JEFF: Exactly like a round of golf, you have some good shots and you have some bad shots and yeah, just as long as you have a beer afterwards, there you go.
JON: Alright. Just have a beer afterwards and it'll all be okay. Okay, Jeff. Well, thanks for joining me.
JEFF: Yeah. Thanks for having me.
JON: Before covid-19 abruptly changed everything, the big story in commercial real estate was what driverless cars might do to our cities and infrastructure. In most cities, parking lots take up a huge swath of land. Large boring expanses of asphalt and concrete which serve no purpose other than being a place where you can park your car when you go downtown for a meeting or the big game. Though parking lots bring in a lot of revenue for their owners and the city, they’re eyesores, often dangerous, and a complete waste of space whenever they aren’t full. In an imagined future in which no one owns a car but you can rent one to take you from point A to point B, urban parking lots would become largely unnecessary.

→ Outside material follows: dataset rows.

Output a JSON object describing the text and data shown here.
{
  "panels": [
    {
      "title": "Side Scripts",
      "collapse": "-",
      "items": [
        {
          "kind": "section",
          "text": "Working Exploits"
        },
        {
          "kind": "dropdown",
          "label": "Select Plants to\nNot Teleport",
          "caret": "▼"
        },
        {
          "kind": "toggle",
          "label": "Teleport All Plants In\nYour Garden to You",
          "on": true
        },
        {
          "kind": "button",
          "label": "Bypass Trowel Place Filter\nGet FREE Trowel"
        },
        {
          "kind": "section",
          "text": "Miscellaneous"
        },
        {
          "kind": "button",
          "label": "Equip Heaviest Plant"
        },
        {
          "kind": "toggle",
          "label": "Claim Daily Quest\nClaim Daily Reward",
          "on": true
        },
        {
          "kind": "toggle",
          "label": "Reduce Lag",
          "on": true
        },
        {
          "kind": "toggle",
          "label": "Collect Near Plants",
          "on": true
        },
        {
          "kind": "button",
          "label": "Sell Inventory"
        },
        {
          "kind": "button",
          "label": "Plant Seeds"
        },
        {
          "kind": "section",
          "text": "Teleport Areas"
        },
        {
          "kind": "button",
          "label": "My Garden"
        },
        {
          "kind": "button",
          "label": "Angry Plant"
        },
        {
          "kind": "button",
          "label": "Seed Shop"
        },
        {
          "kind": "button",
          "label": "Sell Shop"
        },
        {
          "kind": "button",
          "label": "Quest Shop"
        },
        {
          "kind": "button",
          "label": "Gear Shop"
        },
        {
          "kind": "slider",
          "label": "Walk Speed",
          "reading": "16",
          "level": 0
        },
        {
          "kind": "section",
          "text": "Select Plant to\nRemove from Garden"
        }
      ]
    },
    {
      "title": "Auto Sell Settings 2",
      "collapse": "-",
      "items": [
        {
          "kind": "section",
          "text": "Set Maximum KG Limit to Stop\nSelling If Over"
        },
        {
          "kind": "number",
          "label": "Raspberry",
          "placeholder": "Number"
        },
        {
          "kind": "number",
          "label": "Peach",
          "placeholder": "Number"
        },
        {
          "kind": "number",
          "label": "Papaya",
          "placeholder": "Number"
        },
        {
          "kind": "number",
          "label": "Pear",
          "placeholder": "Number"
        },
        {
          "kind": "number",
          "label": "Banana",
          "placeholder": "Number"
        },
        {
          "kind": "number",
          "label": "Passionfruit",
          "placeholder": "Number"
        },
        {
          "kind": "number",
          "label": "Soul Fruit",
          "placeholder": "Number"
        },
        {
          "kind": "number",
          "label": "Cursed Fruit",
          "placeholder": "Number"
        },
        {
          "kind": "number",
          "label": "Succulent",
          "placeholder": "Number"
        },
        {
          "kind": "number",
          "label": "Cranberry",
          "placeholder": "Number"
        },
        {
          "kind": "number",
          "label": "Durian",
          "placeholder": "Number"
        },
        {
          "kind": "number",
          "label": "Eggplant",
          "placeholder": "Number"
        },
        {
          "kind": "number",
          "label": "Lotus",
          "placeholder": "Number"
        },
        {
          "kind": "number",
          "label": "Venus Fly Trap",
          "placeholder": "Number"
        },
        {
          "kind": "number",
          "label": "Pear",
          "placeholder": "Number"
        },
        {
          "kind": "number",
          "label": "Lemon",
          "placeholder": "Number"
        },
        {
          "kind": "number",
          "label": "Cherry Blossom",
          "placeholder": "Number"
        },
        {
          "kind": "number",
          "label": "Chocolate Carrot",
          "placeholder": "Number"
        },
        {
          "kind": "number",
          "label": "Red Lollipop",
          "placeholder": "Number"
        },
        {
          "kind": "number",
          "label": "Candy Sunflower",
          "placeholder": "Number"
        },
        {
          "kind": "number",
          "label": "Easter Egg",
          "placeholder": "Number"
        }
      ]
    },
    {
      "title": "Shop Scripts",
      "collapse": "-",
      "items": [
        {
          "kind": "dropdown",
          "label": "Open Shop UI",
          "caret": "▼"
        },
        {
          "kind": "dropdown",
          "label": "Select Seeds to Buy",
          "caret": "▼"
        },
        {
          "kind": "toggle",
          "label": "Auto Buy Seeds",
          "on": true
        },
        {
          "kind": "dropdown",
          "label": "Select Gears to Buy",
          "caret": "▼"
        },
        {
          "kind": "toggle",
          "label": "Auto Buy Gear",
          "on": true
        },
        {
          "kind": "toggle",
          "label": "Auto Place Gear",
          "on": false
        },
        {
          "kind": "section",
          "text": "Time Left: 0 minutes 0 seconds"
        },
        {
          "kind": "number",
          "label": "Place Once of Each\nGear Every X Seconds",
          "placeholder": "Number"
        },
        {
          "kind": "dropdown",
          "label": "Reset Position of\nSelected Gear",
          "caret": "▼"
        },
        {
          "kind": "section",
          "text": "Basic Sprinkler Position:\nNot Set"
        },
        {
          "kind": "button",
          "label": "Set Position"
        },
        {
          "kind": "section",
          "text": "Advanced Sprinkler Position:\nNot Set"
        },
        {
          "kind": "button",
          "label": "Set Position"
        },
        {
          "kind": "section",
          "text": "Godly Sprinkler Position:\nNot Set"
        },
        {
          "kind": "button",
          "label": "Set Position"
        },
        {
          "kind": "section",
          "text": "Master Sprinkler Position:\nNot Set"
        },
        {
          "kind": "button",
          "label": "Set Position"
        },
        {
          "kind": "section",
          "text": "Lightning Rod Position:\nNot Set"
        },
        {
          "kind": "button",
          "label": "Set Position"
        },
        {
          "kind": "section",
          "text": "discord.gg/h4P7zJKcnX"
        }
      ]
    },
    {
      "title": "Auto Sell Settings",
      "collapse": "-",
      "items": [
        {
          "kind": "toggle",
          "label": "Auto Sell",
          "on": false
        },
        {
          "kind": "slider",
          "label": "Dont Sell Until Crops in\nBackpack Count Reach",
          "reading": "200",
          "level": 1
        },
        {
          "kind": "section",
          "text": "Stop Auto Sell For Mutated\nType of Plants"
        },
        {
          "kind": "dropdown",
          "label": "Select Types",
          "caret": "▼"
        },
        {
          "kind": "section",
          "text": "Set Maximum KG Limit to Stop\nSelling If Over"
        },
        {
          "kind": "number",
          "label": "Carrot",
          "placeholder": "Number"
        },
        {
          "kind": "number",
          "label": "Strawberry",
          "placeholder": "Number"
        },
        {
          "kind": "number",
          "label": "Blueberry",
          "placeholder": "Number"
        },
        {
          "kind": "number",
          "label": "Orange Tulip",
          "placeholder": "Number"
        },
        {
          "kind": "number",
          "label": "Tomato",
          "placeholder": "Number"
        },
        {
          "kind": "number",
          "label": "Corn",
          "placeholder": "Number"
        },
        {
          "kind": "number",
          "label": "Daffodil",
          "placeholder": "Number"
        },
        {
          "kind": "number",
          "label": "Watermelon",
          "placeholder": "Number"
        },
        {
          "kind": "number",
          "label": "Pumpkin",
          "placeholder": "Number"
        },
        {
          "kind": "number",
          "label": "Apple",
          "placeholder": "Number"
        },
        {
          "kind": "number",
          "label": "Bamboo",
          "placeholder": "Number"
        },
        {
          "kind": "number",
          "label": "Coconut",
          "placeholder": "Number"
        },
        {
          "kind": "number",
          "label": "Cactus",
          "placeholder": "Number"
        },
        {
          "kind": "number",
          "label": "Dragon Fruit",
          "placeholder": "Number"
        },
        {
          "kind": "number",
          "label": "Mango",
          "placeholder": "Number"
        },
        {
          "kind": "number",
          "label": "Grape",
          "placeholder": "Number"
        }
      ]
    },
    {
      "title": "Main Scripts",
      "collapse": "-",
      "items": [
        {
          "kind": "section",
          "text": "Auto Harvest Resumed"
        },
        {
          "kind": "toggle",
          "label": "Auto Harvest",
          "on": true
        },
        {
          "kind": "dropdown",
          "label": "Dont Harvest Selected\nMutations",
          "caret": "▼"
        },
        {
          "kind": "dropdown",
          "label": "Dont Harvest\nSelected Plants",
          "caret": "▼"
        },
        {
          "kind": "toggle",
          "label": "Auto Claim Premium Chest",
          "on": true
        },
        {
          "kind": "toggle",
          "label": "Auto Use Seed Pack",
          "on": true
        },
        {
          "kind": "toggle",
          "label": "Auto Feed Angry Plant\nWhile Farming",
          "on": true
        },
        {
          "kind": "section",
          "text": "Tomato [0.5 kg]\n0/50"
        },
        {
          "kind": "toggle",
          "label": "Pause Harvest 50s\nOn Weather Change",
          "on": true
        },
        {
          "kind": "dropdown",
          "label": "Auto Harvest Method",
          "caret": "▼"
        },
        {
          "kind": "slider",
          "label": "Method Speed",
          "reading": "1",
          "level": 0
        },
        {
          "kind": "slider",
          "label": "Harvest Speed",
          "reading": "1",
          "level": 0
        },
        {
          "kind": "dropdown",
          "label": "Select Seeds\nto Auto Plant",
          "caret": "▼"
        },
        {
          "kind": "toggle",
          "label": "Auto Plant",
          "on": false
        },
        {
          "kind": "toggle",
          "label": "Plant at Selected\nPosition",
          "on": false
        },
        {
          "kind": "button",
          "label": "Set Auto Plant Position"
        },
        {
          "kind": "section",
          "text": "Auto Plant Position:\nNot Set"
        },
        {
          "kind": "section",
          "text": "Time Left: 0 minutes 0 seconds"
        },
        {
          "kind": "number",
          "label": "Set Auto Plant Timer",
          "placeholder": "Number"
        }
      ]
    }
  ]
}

A lot of real estate could be freed up to become more interesting or useful things.
JON: There’s also a lot of conjecture about what to do with America’s malls. As more purchasing moves online and fewer people frequent actual brick-and-mortar stores, what do we do with these huge retail spaces built all over the country? This is where some commercial real estate ingenuity comes into play. Especially right now, when so many of us have been stuck in our own homes for the last few months, being able to physically go somewhere and walk around, even if you’re not actively shopping, can be a relief.
JON: When Starbucks was first starting out, their big idea was to make their store your Third Place. You already have a home and an office, but where do you go when you need to get away from those two? Your Third Place, a neighborhood coffee shop, stepped up to fill that gap. Much in the same way the coffee shop went from literally just a spot to buy coffee to today being a place to socialize, work from, and hold meetings, the mall needs to transform.
JON: And some of them already are. In New Jersey, the American Dream mall features an indoor water park, an NHL-sized hockey rink, a Nickelodeon theme park, and a first-of-its-kind indoor ski slope. If that sounds outrageously expensive to make and maintain, it is. But it also presents a new face to the struggling concept of a mall. It takes the idea of building retail around a major attraction just a few steps farther and it makes the mall into its own destination. Commercial real estate won’t die off because of ecommerce or coronavirus, but it will need to transform and adapt to modern day life in ways that it’s hitherto been reluctant to do.
JON: The nice thing about real estate is that it’s an expansive industry and you’re not tied to just one part of it. If you want to work residential deals while also flipping houses on the side, go for it. If you want to split your time between the residential and commercial sectors as opportunities arise, then that’s fine too. As you become more experienced in the industry, chances to try out new avenues will present themselves, and you’ll be able to expand your business in ways that may not even seem possible right now.
JON: That’s it for this episode, thanks for listening! If you enjoyed the discussion, you can leave us a review or subscribe to us on your podcast player of choice. Shop Talk is a production of The CE Shop.